Just a day after first-time candidate Glenda Ritz defeated Tony Bennett, superintendent of public instruction, Republican officeholders scrambled to explain away the message voters sent.

“It was an anti-Tony Bennett vote more than a pro-Glenda Ritz vote,” said Sen. Dennis Kruse, chairman of the Senate Education Committee.

They just didn’t like Bennett’s style, offered Rep. Robert Behning, chairman of the House Education Committee.

“This is not an indictment in any way of reforms,” said House Speaker Brian Bosma.

Of course it is. In a state where 54 percent of voters supported Republican Mitt Romney, Bennett’s loss by more than 130,000 votes clearly shows the measures he pushed, eagerly approved by the GOP-controlled legislature and zealously carried out by the Department of Education, were unpopular. Parents of the million-plus students in Indiana public schools saw the effects in classrooms and bristled at the assertion that they had chosen an inferior education for their children. Elected school board members saw their decision-making authority diminished and 59,000 teachers, many with decades of experience, found themselves labeled ineffective and self-serving.

Bennett, an eager-to-please leader who never shed his basketball-coach persona, didn’t antagonize through his personality. He did so with unquestioning implementation of unfounded education practices. His overly confident and inexperienced staff pushed changes championed by for-profit corporations and anti-union interests. Views of educators at Indiana colleges of education were belittled and dismissed, even as their graduates excelled in classrooms.

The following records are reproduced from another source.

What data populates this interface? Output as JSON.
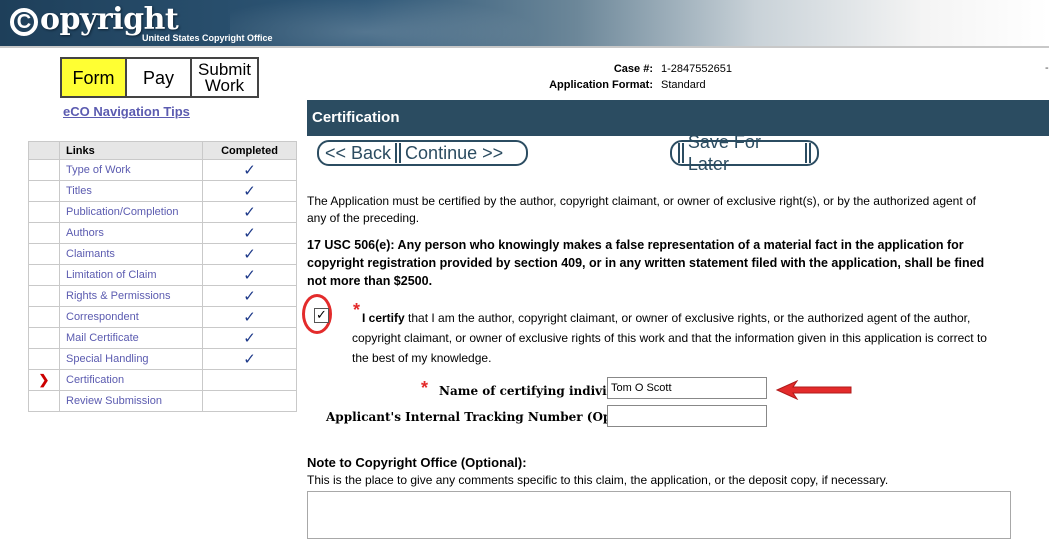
{
  "header": {
    "logo_text": "opyright",
    "logo_c": "C",
    "subtitle": "United States Copyright Office"
  },
  "tabs": [
    {
      "label": "Form",
      "active": true
    },
    {
      "label": "Pay",
      "active": false
    },
    {
      "label_line1": "Submit",
      "label_line2": "Work",
      "active": false
    }
  ],
  "nav_tips": "eCO Navigation Tips",
  "links_table": {
    "headers": [
      "",
      "Links",
      "Completed"
    ],
    "rows": [
      {
        "link": "Type of Work",
        "completed": "✓"
      },
      {
        "link": "Titles",
        "completed": "✓"
      },
      {
        "link": "Publication/Completion",
        "completed": "✓"
      },
      {
        "link": "Authors",
        "completed": "✓"
      },
      {
        "link": "Claimants",
        "completed": "✓"
      },
      {
        "link": "Limitation of Claim",
        "completed": "✓"
      },
      {
        "link": "Rights & Permissions",
        "completed": "✓"
      },
      {
        "link": "Correspondent",
        "completed": "✓"
      },
      {
        "link": "Mail Certificate",
        "completed": "✓"
      },
      {
        "link": "Special Handling",
        "completed": "✓"
      },
      {
        "link": "Certification",
        "completed": "",
        "current": "❯"
      },
      {
        "link": "Review Submission",
        "completed": ""
      }
    ]
  },
  "case_info": {
    "case_label": "Case #:",
    "case_value": "1-2847552651",
    "format_label": "Application Format:",
    "format_value": "Standard"
  },
  "section_title": "Certification",
  "buttons": {
    "back": "<< Back",
    "continue": "Continue >>",
    "save": "Save For Later"
  },
  "intro_text": "The Application must be certified by the author, copyright claimant, or owner of exclusive right(s), or by the authorized agent of any of the preceding.",
  "law_text": "17 USC 506(e): Any person who knowingly makes a false representation of a material fact in the application for copyright registration provided by section 409, or in any written statement filed with the application, shall be fined not more than $2500.",
  "certify": {
    "checked": true,
    "check_glyph": "✓",
    "star": "*",
    "bold": "I certify",
    "text": " that I am the author, copyright claimant, or owner of exclusive rights, or the authorized agent of the author, copyright claimant, or owner of exclusive rights of this work and that the information given in this application is correct to the best of my knowledge."
  },
  "fields": {
    "name_star": "*",
    "name_label": "Name of certifying individual:",
    "name_value": "Tom O Scott",
    "tracking_label": "Applicant's Internal Tracking Number (Optional):",
    "tracking_value": ""
  },
  "note": {
    "title": "Note to Copyright Office (Optional):",
    "description": "This is the place to give any comments specific to this claim, the application, or the deposit copy, if necessary.",
    "value": ""
  },
  "annotation_color": "#e32b2b",
  "edge_tick": "-"
}
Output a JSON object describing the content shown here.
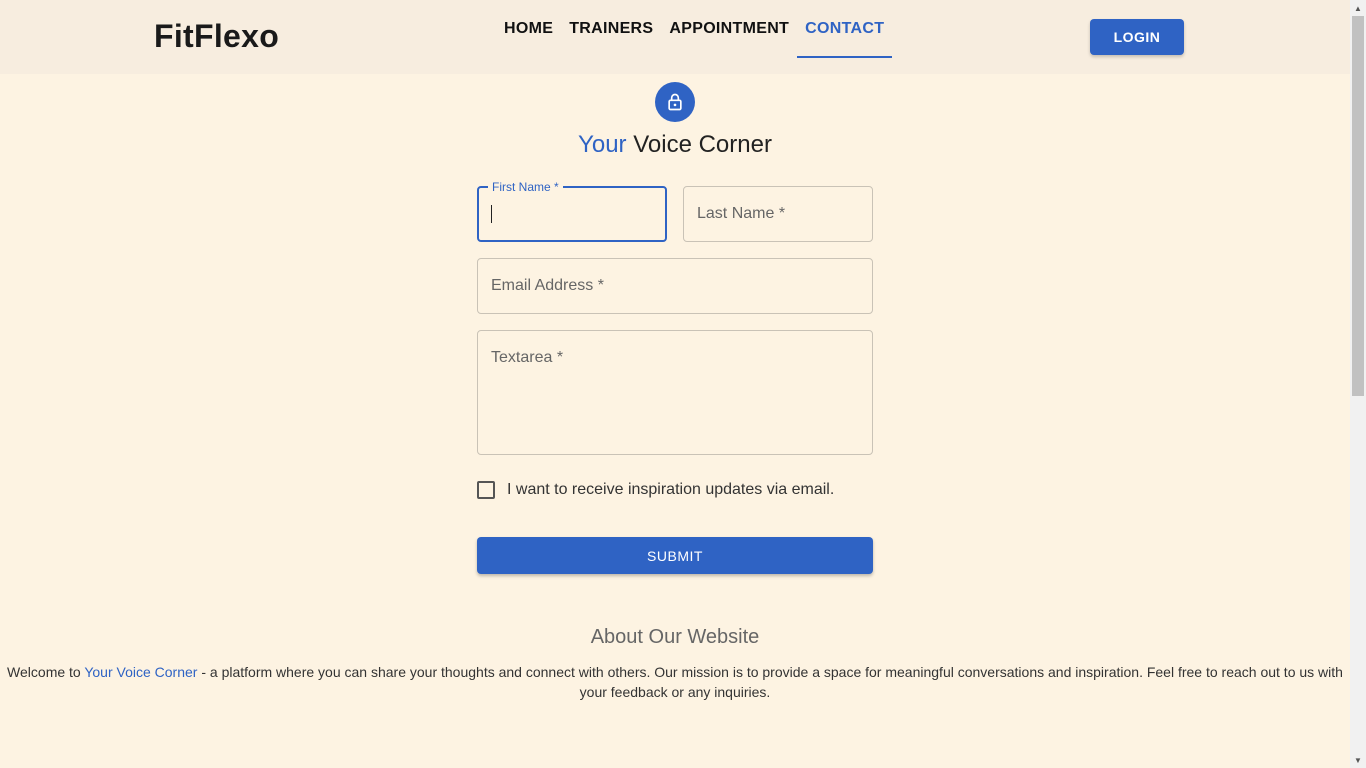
{
  "header": {
    "brand": "FitFlexo",
    "nav": [
      "HOME",
      "TRAINERS",
      "APPOINTMENT",
      "CONTACT"
    ],
    "active_nav": "CONTACT",
    "login_label": "LOGIN"
  },
  "form": {
    "icon": "lock-icon",
    "title_accent": "Your",
    "title_rest": " Voice Corner",
    "first_name_label": "First Name *",
    "last_name_placeholder": "Last Name *",
    "email_placeholder": "Email Address *",
    "textarea_placeholder": "Textarea *",
    "checkbox_label": "I want to receive inspiration updates via email.",
    "checkbox_checked": false,
    "submit_label": "SUBMIT"
  },
  "about": {
    "title": "About Our Website",
    "text_before": "Welcome to ",
    "text_accent": "Your Voice Corner",
    "text_after": " - a platform where you can share your thoughts and connect with others. Our mission is to provide a space for meaningful conversations and inspiration. Feel free to reach out to us with your feedback or any inquiries."
  },
  "colors": {
    "accent": "#2f63c4",
    "background": "#fdf3e2",
    "header_background": "#f7eddf"
  }
}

Vic Smith, a retired superintendent, meticulously documents student achievement to show how Indiana was exceeding national averages and improving at a faster rate than states such as Florida, which Bennett held up as a model.

“Tony Bennett’s school letter grade system has produced D’s and F’s for 18.6 percent of all Indiana schools, in contrast to Florida, where 6 percent of all schools get D’s and F’s,” he observed. “Yet Indiana clearly outscores Florida on a common test …, the National Assessment of Educational Progress.”

On the most recent NAEP math test, Indiana eighth-graders outpaced Florida students and the U.S. overall by nine and five percentage points, respectively. Indiana fourth-graders bested Florida and U.S. fourth-graders in math by three and five percentage points, respectively.

Hoosiers want to feel good about their neighborhood schools, including parents who choose private or parochial schools. They know that tearing down public education is counterproductive in drawing jobs and economic investment, in encouraging diversity and civic engagement. They know the gloom-and-doom message from the Statehouse was counter to what they witnessed firsthand.

On Tuesday, voters saw in Ritz a public-education supporter who will draw out the best in students, teachers and parents not by labeling them as failing or by steering their tax support to private interests, but by encouraging them and offering research-backed best practices.

Gov.-elect Mike Pence and GOP lawmakers will make a grave mistake if they continue to tear down the schools Hoosiers have long embraced. They must deliver on the last-minute promise they made to support early learning. They must take responsibility for their charter and voucher investments. They need Ritz as a partner if they truly want to serve Indiana students.